At the exit we are drawn to the sound of friendly chatter from within a small guard building. Peaking through the window, lo and behold it's only Nic and Cameron again! Laughing and smiling and sharing cups of bedouin chai with an incredibly amiable old Petra soul Haroun. It seems the little Nuweiba Ferry Gang are well-fated to remain, gravitating back towards one another, making firm friends along the way during our time in Jordan. We join them and are treated to what is - for me - bar none, the most beautiful cup of tea/ chai in my whole life. not a great fan of sweet, hot teas and coffees this is something else! Divine. Liquid bliss and perfectly complemented by the warmth and humour of Haroun and his infinite anecdotes of happiness and generosity over his years on watch here. We all fall in love with Haroun. The tales just keep on coming. The cheeky smiles and life affirming sentinments he expresses story after story. Haroun and the Sea of Stories.* He is the a fine example of several fabulous, friendly people that make Jordan such an ejoyable country to be in. Whilst I feel rather cruel in saying it, its a level of friendliness, genuine kindness and hospitality', joy in the easy company of guests and ones fellow man that pervades this country but in my experience was mostly entirely absent from my innumerable interactions with the Egyptian populace. Such a change. Such a relief!

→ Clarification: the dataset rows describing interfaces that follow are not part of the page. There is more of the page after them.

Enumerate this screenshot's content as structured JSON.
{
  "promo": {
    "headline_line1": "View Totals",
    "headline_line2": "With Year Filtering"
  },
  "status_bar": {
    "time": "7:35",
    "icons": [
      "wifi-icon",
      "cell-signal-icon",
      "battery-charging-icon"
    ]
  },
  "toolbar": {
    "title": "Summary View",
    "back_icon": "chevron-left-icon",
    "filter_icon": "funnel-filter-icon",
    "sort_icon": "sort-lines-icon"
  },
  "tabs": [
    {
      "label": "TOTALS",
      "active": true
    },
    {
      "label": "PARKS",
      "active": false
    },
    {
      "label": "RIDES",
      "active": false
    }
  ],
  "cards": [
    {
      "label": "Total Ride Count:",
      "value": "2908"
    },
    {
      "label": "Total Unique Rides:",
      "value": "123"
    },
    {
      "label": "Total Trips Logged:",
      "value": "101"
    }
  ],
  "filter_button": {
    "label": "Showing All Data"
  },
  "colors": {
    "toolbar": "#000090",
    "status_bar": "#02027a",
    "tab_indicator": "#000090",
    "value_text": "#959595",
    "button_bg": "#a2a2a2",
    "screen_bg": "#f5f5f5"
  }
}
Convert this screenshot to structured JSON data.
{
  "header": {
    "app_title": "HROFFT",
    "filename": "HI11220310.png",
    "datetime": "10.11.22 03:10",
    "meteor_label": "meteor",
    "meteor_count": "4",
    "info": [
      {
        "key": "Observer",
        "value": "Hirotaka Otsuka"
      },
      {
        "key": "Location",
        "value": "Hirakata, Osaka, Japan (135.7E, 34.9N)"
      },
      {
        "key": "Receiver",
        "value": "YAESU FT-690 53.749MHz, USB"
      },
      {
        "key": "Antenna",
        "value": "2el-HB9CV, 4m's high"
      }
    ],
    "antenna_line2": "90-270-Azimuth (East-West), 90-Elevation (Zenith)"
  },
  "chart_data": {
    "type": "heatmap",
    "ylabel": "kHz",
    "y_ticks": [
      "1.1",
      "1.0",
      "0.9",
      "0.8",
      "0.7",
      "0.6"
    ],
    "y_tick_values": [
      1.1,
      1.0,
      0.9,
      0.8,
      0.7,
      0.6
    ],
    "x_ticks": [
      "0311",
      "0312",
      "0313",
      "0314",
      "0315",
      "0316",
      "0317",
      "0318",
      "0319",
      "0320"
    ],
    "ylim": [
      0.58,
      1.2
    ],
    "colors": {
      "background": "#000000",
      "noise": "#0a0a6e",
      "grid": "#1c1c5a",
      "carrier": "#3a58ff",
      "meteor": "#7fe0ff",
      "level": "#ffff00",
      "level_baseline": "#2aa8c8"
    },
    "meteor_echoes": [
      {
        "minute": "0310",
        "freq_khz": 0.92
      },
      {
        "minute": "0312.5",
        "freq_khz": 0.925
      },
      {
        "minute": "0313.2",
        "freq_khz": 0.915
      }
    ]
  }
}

A fine meal, my first good one in a while, with all the gang at the Red Cave Reastaurant and then back to The Orient Gate one and all for we wish to be up even earlier for Petra tomorrow. Today has been a near perfect day in my life. Beauty and good company beyond deserve.
* title of a Rushdie novel.